Would you reproduce the entries that follow exactly as they appear?

─── Data supplied ───

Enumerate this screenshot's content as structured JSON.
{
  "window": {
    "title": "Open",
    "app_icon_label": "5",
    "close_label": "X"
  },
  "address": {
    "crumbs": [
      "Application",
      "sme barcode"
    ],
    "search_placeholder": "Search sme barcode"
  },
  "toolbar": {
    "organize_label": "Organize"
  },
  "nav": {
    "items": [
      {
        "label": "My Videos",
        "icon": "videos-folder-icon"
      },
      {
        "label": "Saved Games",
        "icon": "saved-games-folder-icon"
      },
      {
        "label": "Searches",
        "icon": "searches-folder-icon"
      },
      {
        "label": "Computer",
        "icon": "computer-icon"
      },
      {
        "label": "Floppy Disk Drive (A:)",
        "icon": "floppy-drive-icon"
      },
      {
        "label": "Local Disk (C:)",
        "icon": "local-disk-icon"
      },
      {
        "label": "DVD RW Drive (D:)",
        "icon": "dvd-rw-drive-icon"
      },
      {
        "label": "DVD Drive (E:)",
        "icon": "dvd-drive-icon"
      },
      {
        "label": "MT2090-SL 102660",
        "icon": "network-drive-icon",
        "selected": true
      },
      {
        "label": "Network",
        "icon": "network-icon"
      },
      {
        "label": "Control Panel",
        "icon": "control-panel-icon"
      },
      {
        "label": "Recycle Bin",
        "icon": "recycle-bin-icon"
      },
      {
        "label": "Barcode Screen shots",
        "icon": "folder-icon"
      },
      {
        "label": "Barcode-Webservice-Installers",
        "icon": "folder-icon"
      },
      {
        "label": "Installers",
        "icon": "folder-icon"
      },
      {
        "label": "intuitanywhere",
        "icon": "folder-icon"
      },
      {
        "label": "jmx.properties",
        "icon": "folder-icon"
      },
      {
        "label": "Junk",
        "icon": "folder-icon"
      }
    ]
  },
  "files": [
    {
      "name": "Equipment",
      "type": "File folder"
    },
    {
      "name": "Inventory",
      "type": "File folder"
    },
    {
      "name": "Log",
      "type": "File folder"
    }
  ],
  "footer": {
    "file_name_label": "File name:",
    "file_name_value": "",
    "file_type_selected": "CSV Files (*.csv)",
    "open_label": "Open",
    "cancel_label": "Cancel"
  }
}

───

| Output for this task |
Enumerate this screenshot's content as structured JSON.
{
  "window": {
    "title": "Open",
    "app_icon_label": "5",
    "close_label": "X"
  },
  "address": {
    "crumbs": [
      "Application",
      "sme barcode"
    ],
    "search_placeholder": "Search sme barcode"
  },
  "toolbar": {
    "organize_label": "Organize"
  },
  "nav": {
    "items": [
      {
        "label": "My Videos",
        "icon": "videos-folder-icon"
      },
      {
        "label": "Saved Games",
        "icon": "saved-games-folder-icon"
      },
      {
        "label": "Searches",
        "icon": "searches-folder-icon"
      },
      {
        "label": "Computer",
        "icon": "computer-icon"
      },
      {
        "label": "Floppy Disk Drive (A:)",
        "icon": "floppy-drive-icon"
      },
      {
        "label": "Local Disk (C:)",
        "icon": "local-disk-icon"
      },
      {
        "label": "DVD RW Drive (D:)",
        "icon": "dvd-rw-drive-icon"
      },
      {
        "label": "DVD Drive (E:)",
        "icon": "dvd-drive-icon"
      },
      {
        "label": "MT2090-SL 102660",
        "icon": "network-drive-icon",
        "selected": true
      },
      {
        "label": "Network",
        "icon": "network-icon"
      },
      {
        "label": "Control Panel",
        "icon": "control-panel-icon"
      },
      {
        "label": "Recycle Bin",
        "icon": "recycle-bin-icon"
      },
      {
        "label": "Barcode Screen shots",
        "icon": "folder-icon"
      },
      {
        "label": "Barcode-Webservice-Installers",
        "icon": "folder-icon"
      },
      {
        "label": "Installers",
        "icon": "folder-icon"
      },
      {
        "label": "intuitanywhere",
        "icon": "folder-icon"
      },
      {
        "label": "jmx.properties",
        "icon": "folder-icon"
      },
      {
        "label": "Junk",
        "icon": "folder-icon"
      }
    ]
  },
  "files": [
    {
      "name": "Equipment",
      "type": "File folder"
    },
    {
      "name": "Inventory",
      "type": "File folder"
    },
    {
      "name": "Log",
      "type": "File folder"
    }
  ],
  "footer": {
    "file_name_label": "File name:",
    "file_name_value": "",
    "file_type_selected": "CSV Files (*.csv)",
    "open_label": "Open",
    "cancel_label": "Cancel"
  }
}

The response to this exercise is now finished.